Renee K. Harrison is Assistant Professor of African American Religious Practices and Culture. She received her Ph.D. at Emory University in the Department of Religion in the interdisciplinary area of Persons, Community, and Religious Practices with a focus on West African & African American Religious Practices and Culture, and Black F...
Title:Enslaved Women and the Art of Resistance in Antebellum AmericaFormat:HardcoverDimensions:304 pages, 8.5 × 5.51 × 0 inPublished:November 18, 2009Publisher:Palgrave Macmillan USLanguage:English

The following ISBNs are associated with this title:

ISBN - 10:0230618464

ISBN - 13:9780230618466


Table of Contents

Preface: Ancestral Scratchings * Introduction: Ancestral Vibrations * PART I: PRECOLONIAL WEST AFRICA: CONTEXT AND PERSPECTIVES * “Dey fooled dem to come”: Seduction and Trickery in the African Slave Trade * “Before the Arrival of the Good Ship Jesus”: African Women in Precolonial West Africa * PART II: HISTORICAL GROTESQUE REALITIES * “Trouble Done Bore Me Down”: Intimate Violence against Enslaved Women * Enslaved Women and Domestic Violence: “Dey wuked me lak a dog an’ beat me somepin terrible” *  “Dat man grabbed me an’ strip me naked”: Enslaved Women and Sexual Violence * “In the Company of My Sisters”: Violence among Women in the American Colonies * Enslaved Women and Sisterhood Violence: “Misses would beat and stomp away, with all the venom of a demon” *  Enslaved Women and Sistah-hood Violence: “That woman was simply mean” * “Fix Me Jesus”: Enslaved Women and Self-Violence * PART III YEARNING FOR THE BEAUTIFUL * “However Far the Stream Flows It Never Forgets Its Source”: Five Strategies of Subversion and Freedom * “The Current Continues”: Four More Strategies of Subversion and Freedom

Editorial Reviews

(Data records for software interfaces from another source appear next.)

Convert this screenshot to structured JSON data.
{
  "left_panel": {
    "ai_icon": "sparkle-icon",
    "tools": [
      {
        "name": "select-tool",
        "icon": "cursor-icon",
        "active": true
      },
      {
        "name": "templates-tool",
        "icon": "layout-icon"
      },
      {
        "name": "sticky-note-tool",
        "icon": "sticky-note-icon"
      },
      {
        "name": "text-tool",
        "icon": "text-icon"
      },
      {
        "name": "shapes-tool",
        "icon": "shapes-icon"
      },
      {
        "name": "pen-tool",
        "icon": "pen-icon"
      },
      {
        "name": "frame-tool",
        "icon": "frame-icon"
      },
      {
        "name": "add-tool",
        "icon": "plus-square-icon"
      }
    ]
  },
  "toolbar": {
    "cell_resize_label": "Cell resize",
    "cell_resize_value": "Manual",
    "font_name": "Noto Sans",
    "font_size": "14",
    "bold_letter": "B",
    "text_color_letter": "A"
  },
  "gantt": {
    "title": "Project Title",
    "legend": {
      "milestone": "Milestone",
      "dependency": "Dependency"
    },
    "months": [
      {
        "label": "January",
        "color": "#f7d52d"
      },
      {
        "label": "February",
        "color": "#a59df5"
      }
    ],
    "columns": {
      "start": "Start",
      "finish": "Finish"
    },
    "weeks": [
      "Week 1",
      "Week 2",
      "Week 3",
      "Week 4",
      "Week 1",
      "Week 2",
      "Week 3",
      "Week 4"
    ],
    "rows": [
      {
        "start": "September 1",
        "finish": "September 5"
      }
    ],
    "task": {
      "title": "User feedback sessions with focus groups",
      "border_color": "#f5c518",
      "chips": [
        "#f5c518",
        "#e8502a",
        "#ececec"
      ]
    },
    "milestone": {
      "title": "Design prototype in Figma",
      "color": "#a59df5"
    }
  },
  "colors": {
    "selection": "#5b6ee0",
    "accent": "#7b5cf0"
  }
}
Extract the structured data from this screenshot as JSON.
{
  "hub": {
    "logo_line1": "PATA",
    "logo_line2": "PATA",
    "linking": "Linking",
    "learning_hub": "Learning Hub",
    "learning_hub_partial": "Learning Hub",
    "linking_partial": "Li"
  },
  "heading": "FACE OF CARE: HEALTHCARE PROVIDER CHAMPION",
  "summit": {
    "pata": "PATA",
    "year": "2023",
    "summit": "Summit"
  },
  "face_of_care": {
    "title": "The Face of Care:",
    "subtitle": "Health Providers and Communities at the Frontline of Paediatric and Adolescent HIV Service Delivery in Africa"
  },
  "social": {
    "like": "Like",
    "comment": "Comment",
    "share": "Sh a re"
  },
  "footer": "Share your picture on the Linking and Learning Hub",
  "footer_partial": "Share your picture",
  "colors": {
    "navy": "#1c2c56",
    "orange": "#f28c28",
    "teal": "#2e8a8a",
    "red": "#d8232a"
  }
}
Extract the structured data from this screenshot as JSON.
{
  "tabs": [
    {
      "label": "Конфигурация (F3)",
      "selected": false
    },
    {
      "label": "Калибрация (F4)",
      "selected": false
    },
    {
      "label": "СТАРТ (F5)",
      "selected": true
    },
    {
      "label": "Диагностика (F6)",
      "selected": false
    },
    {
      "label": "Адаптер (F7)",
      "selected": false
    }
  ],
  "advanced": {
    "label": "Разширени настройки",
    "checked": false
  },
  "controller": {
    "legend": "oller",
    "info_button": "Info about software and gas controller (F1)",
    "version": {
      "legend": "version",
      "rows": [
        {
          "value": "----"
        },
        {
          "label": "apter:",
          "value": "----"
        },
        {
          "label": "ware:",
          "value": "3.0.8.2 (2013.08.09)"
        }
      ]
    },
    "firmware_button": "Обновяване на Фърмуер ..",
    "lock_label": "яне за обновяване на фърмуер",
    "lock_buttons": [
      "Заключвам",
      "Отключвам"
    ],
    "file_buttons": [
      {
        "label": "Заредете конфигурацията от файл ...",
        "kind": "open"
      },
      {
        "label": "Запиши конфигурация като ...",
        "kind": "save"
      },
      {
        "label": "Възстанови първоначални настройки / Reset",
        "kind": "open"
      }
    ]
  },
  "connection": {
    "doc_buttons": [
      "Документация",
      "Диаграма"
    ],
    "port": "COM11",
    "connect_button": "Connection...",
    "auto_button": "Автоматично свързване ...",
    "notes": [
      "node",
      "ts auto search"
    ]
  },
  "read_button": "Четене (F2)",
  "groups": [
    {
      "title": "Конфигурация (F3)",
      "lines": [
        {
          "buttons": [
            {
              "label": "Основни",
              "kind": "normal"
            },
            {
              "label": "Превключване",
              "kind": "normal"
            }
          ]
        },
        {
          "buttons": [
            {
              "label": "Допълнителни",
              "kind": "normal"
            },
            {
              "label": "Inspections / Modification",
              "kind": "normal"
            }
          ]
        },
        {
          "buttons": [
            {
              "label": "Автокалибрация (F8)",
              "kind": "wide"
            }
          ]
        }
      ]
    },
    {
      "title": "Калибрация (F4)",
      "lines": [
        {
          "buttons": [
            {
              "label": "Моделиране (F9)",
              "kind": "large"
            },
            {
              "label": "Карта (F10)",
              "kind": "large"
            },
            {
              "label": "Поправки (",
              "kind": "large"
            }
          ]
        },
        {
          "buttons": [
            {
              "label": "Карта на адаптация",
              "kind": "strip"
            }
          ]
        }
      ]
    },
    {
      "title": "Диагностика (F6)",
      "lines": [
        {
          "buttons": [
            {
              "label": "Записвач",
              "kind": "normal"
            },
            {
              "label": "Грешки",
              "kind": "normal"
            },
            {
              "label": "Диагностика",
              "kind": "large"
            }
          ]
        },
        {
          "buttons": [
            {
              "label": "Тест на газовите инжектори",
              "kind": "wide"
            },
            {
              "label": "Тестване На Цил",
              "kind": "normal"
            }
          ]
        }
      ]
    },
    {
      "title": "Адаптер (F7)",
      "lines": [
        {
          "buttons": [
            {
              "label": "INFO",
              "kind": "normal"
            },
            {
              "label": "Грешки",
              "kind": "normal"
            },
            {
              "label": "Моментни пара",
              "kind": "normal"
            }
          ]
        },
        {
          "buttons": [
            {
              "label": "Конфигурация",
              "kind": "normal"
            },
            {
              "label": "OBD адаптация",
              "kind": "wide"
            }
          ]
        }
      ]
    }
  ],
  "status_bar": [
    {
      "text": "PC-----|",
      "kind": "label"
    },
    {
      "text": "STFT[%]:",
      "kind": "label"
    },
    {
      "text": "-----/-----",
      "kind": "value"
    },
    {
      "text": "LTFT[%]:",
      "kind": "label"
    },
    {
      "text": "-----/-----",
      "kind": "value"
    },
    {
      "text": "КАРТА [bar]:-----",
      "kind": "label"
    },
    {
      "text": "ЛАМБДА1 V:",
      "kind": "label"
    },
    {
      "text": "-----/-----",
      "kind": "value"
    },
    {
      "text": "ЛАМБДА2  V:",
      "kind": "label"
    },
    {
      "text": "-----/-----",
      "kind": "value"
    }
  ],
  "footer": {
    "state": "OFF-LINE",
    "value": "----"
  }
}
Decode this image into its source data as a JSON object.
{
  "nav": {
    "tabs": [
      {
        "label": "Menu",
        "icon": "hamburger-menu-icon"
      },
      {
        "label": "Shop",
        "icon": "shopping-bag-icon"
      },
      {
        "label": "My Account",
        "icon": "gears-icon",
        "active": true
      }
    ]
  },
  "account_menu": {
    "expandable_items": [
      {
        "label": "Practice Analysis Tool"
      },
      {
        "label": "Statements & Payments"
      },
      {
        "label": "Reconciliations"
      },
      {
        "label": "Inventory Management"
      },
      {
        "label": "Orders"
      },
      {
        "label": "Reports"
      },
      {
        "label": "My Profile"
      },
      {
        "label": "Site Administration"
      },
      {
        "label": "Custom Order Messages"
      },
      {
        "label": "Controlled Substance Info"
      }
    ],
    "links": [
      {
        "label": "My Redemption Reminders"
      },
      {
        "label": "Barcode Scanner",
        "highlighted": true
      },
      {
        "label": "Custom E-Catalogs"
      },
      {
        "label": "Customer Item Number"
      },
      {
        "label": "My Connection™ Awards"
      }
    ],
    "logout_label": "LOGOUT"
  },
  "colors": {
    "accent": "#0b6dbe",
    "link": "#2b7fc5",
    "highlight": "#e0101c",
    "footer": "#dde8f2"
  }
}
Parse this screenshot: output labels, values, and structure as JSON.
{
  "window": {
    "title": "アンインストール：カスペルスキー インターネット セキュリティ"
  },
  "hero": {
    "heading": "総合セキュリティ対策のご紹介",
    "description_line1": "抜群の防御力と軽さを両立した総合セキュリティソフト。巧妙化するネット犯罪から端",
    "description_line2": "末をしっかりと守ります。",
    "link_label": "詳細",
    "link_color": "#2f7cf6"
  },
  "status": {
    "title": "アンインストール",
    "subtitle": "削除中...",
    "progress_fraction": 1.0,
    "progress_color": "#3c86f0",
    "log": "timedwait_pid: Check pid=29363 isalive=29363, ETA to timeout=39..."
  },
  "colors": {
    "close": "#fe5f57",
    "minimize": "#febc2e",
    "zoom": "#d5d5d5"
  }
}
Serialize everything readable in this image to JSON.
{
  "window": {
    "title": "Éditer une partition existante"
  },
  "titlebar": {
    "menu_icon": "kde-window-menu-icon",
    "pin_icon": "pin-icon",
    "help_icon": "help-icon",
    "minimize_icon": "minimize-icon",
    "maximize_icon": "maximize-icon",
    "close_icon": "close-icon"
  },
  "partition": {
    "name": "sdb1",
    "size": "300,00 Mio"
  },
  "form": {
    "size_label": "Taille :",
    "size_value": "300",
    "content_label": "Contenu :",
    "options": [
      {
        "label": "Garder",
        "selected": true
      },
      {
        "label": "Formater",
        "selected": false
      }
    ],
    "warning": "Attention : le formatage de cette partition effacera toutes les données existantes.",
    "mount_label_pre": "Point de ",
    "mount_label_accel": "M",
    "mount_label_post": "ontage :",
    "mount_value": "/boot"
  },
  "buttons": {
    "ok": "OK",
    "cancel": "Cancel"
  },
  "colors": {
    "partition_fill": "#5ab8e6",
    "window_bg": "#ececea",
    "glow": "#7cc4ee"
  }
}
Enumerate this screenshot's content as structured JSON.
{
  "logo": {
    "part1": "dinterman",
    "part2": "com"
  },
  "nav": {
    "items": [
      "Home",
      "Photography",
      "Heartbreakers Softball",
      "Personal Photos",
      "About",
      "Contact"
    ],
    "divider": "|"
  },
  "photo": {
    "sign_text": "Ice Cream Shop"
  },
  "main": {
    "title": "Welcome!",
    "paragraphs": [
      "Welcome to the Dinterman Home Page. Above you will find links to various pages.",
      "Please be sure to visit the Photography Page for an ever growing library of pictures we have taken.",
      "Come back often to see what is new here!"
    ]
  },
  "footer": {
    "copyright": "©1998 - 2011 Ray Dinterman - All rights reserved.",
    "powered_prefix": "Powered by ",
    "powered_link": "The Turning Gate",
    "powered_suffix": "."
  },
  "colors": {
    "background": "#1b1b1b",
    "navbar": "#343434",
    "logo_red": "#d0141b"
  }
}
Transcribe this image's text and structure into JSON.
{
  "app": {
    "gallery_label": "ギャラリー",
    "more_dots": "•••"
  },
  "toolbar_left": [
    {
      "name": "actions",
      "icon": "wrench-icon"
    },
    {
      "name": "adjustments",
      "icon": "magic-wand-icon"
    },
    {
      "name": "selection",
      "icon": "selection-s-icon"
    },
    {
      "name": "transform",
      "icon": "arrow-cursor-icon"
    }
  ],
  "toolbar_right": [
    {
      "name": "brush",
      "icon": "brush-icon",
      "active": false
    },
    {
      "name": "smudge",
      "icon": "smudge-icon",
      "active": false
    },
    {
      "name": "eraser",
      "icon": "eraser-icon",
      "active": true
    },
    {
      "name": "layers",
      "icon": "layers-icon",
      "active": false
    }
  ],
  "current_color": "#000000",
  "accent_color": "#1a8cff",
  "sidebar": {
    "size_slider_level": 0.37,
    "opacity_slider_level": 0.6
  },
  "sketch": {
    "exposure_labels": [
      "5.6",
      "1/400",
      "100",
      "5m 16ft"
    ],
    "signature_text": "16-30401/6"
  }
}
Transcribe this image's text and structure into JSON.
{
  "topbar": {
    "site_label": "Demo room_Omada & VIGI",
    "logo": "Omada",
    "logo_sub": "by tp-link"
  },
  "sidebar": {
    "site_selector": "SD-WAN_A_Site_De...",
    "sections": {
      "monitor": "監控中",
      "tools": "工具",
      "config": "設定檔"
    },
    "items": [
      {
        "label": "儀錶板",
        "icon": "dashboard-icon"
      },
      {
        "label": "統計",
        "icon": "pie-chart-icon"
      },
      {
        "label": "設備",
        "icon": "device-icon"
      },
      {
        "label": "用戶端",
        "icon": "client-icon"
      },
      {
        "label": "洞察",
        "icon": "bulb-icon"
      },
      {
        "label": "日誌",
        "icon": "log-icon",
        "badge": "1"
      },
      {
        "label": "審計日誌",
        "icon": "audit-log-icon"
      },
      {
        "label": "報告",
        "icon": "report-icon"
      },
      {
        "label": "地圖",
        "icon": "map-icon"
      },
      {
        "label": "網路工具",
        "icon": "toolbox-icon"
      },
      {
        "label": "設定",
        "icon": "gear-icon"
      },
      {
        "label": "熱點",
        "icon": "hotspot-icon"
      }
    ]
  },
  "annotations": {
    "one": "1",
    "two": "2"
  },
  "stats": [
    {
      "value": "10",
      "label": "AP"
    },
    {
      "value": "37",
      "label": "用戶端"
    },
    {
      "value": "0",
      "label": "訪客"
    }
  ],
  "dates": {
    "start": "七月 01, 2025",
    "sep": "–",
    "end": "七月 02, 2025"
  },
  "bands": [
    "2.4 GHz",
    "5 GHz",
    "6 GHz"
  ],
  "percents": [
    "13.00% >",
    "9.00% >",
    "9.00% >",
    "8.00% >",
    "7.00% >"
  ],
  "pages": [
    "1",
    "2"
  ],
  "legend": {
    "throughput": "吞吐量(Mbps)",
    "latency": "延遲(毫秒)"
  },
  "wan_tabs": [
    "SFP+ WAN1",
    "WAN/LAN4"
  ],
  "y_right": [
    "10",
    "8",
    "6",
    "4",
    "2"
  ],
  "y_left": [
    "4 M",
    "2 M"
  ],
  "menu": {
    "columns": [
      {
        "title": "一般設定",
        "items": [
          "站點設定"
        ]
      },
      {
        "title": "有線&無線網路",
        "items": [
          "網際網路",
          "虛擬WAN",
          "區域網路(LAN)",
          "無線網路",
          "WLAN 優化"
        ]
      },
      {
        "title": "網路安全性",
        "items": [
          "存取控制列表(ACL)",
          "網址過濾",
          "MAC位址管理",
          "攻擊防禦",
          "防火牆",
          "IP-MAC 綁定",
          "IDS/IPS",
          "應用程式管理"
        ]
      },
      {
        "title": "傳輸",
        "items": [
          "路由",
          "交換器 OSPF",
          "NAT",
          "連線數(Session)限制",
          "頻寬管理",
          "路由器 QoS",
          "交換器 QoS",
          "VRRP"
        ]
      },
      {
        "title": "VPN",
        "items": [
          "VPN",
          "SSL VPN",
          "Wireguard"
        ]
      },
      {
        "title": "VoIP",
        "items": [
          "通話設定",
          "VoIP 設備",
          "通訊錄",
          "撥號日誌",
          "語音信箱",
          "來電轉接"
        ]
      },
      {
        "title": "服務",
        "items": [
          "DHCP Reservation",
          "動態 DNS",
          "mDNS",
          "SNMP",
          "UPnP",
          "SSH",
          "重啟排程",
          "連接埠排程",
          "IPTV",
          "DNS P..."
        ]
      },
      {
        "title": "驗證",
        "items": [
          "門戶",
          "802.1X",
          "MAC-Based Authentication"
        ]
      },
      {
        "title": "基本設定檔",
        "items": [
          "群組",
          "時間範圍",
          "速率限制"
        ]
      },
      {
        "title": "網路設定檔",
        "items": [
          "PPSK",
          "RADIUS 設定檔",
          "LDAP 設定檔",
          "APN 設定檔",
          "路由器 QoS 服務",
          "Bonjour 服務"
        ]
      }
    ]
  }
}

“An excellent and refreshing contribution to studies about the cultural and social sources of violence. This comprehensive book should be read by everyone concerned about the prevalence of violence and the need for healing in our world today.”--Delores S. Williams, Author of Sisters in the Wilderness: The Challenge of Womanist God-Talk"An ambitious historical excavation of the violence and religion of U.S. slavery! With unflinching honesty Harrison presents a wide range of stories about the brutality black women slaves experienced and creatively organizes those stories within unique, womanist frameworks."--Traci C. West, Author of Disruptive Christian Ethics: When Racism and Women's Lives Matter“Harrison ‘done gone and started something now!’ With this searing, soaring, and majestic work she has created an intellectual and spiritual clearing and invited our ancestral forebears to speak…This book deeply reaches and teaches us in places beyond words. The heretofore unsung witness of our ancestors, our mothers, bids us enter into healthy and life-affirming streams in our own day and time. Ashé!”--Alton B. Pollard, Dean and Professor of Religion and Culture, Howard University School of Divinity“This book is timely for a public hungry for fresh perspectives on race, violence, and healing…Crafted in poetic prose, the book offers full-bodied scholarship, original interpretations of violence and resistance, and daring proposals for action. It deserves to be widely read.”--Mary Elizabeth Moore, Dean and Professor of Theology and Education, Boston University School of Theology“Scholarly, Harrison captures the rhythmic moral, beauty, and power of black women’s protest tradition of the slave era. She does this without romanticizing the aesthetic and moral flaws of either black victims or white victimizers.”--Riggins R. Earl, Jr., Professor of Social Ethics, Interdenominational Theological Center